**THE TASK**
Do any lines in the data below contain "core"? If so, copy every one of them.

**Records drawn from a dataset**
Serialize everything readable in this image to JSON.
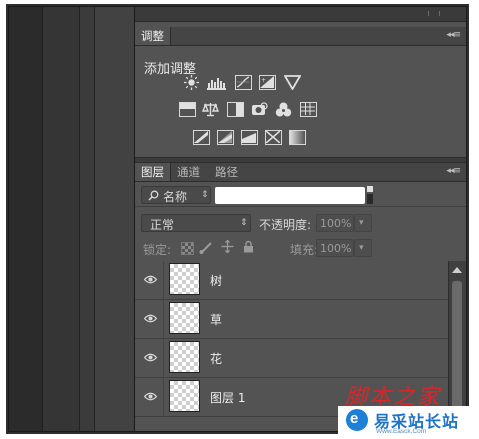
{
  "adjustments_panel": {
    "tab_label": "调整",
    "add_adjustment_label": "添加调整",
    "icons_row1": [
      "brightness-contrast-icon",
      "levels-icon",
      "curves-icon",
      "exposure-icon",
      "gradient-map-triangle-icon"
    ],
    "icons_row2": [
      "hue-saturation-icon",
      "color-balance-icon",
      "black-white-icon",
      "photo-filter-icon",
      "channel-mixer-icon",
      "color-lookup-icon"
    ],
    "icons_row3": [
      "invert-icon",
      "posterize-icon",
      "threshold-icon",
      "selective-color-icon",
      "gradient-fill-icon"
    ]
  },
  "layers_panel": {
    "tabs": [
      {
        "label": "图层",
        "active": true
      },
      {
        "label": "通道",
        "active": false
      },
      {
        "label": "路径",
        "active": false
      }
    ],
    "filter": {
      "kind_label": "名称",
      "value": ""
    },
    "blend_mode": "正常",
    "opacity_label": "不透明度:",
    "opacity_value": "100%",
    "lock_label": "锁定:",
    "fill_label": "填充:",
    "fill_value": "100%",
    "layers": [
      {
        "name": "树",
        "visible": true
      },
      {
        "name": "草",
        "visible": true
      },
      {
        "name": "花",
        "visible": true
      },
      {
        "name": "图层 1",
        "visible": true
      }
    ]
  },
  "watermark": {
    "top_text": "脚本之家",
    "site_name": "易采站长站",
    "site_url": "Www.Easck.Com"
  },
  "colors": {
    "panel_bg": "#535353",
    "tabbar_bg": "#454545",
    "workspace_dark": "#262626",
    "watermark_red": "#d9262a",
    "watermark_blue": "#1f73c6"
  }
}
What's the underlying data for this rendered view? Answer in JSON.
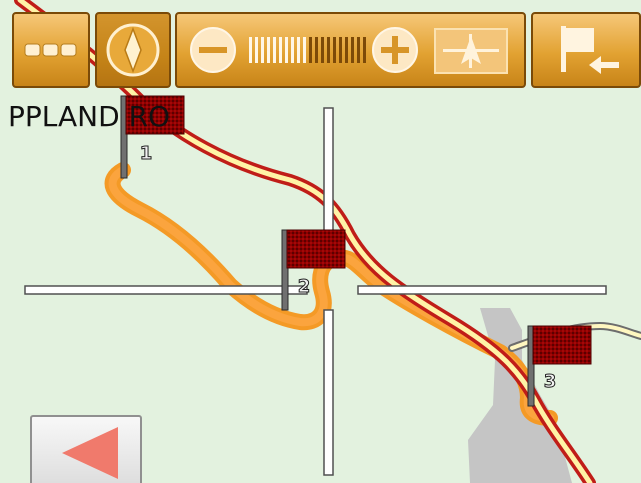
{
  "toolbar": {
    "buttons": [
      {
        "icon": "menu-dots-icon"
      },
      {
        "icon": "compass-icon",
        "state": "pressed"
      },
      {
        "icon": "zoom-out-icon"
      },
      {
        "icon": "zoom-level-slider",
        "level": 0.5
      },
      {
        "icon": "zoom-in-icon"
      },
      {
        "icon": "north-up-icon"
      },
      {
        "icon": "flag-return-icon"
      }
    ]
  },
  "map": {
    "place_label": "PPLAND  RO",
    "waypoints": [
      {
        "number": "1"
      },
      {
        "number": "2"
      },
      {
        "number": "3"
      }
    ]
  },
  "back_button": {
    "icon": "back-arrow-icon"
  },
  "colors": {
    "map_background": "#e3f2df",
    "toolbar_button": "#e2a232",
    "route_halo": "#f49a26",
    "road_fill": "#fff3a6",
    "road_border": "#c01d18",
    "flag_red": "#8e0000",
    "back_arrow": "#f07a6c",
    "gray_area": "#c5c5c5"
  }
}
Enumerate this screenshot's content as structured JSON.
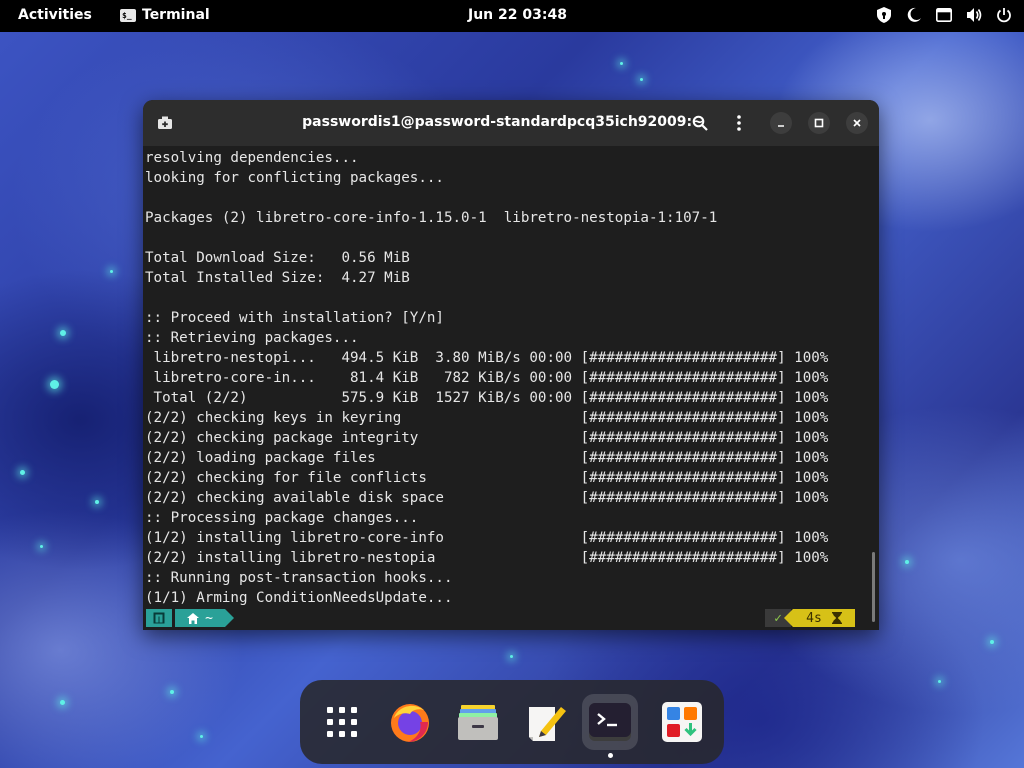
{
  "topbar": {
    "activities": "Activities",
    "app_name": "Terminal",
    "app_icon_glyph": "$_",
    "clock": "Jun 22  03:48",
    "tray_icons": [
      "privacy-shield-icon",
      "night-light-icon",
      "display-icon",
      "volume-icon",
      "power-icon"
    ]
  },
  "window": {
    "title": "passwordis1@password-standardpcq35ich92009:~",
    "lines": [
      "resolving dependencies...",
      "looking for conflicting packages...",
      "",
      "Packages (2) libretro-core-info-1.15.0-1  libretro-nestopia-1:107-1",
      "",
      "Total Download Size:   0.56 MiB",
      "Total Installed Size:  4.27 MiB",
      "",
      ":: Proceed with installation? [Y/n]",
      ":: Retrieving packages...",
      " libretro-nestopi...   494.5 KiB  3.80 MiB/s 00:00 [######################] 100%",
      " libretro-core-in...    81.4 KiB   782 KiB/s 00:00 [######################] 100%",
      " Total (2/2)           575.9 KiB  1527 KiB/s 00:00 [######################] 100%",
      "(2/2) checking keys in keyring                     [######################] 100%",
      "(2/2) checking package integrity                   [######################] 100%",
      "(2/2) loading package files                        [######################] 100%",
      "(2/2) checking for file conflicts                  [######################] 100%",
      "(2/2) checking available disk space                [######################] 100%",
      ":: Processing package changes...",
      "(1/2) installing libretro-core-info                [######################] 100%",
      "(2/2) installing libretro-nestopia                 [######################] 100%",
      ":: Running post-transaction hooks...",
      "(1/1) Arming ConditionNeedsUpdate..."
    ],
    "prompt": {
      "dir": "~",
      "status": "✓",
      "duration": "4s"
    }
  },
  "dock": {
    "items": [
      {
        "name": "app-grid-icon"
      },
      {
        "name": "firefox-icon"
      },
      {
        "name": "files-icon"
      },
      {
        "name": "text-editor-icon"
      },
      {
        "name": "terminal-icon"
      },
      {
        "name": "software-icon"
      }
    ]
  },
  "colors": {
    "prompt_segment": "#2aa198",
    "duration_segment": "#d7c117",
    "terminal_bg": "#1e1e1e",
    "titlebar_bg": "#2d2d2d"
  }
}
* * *
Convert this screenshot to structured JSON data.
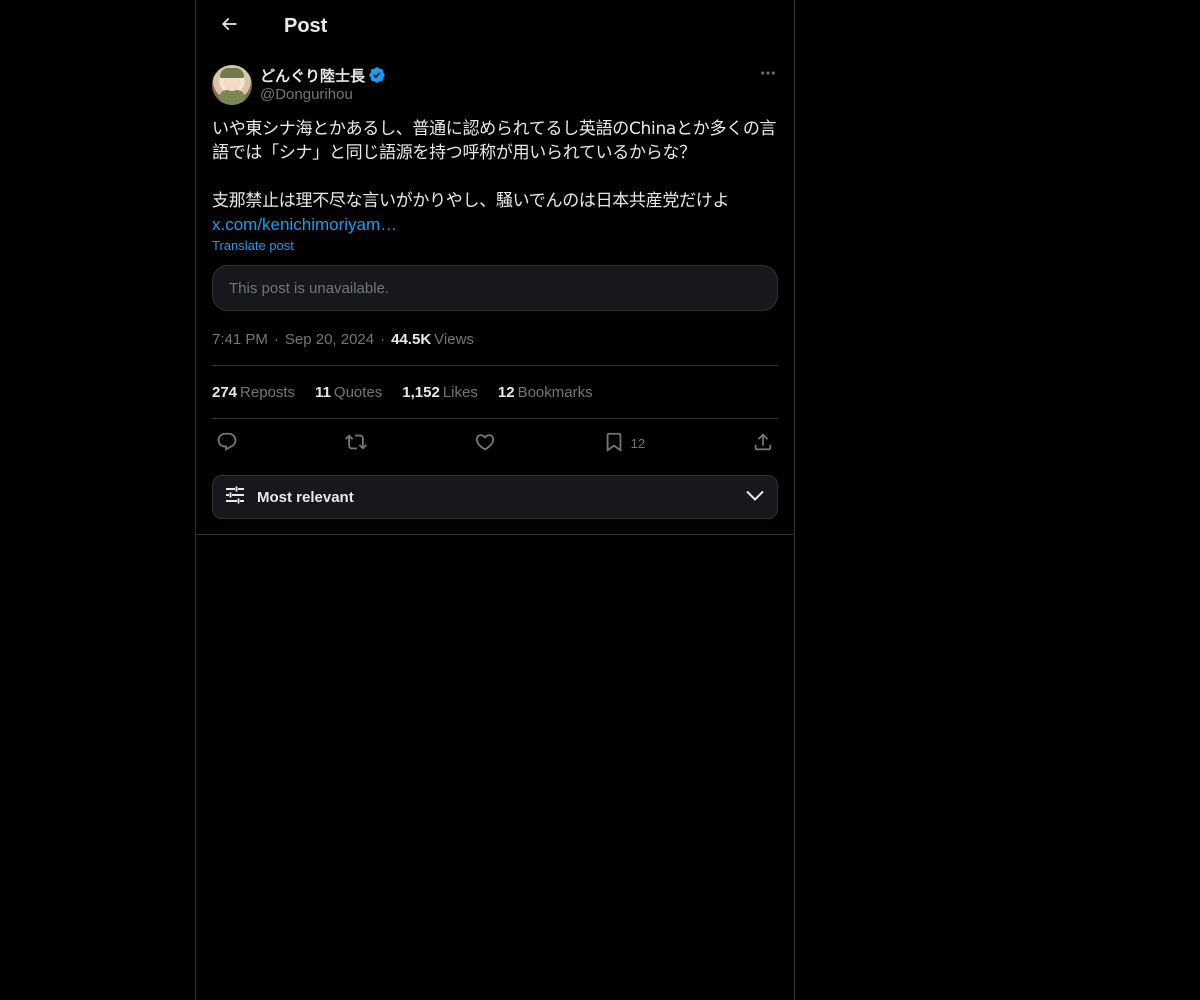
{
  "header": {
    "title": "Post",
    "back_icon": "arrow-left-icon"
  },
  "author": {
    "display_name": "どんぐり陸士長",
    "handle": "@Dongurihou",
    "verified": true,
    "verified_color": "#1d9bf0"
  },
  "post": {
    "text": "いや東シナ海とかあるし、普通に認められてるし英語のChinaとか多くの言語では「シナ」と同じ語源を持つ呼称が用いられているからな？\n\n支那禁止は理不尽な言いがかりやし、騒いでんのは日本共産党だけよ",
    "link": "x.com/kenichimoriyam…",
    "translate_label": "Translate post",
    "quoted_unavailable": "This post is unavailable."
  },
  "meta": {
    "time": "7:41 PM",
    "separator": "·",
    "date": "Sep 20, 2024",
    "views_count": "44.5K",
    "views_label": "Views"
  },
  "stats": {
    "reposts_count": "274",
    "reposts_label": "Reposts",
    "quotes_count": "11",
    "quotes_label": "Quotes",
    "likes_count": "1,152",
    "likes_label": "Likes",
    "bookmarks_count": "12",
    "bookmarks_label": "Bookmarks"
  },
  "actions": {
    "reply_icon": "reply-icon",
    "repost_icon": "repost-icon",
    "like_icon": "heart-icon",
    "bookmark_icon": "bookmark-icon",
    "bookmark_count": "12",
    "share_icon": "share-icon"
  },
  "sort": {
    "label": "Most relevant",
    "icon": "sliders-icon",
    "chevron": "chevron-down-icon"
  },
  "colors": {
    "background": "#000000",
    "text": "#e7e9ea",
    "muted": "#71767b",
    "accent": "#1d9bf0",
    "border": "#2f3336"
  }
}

**ANSWER TO THE EXERCISE**
      "Packages (2) libretro-core-info-1.15.0-1  libretro-nestopia-1:107-1",
      " libretro-core-in...    81.4 KiB   782 KiB/s 00:00 [######################] 100%",
      "(1/2) installing libretro-core-info                [######################] 100%",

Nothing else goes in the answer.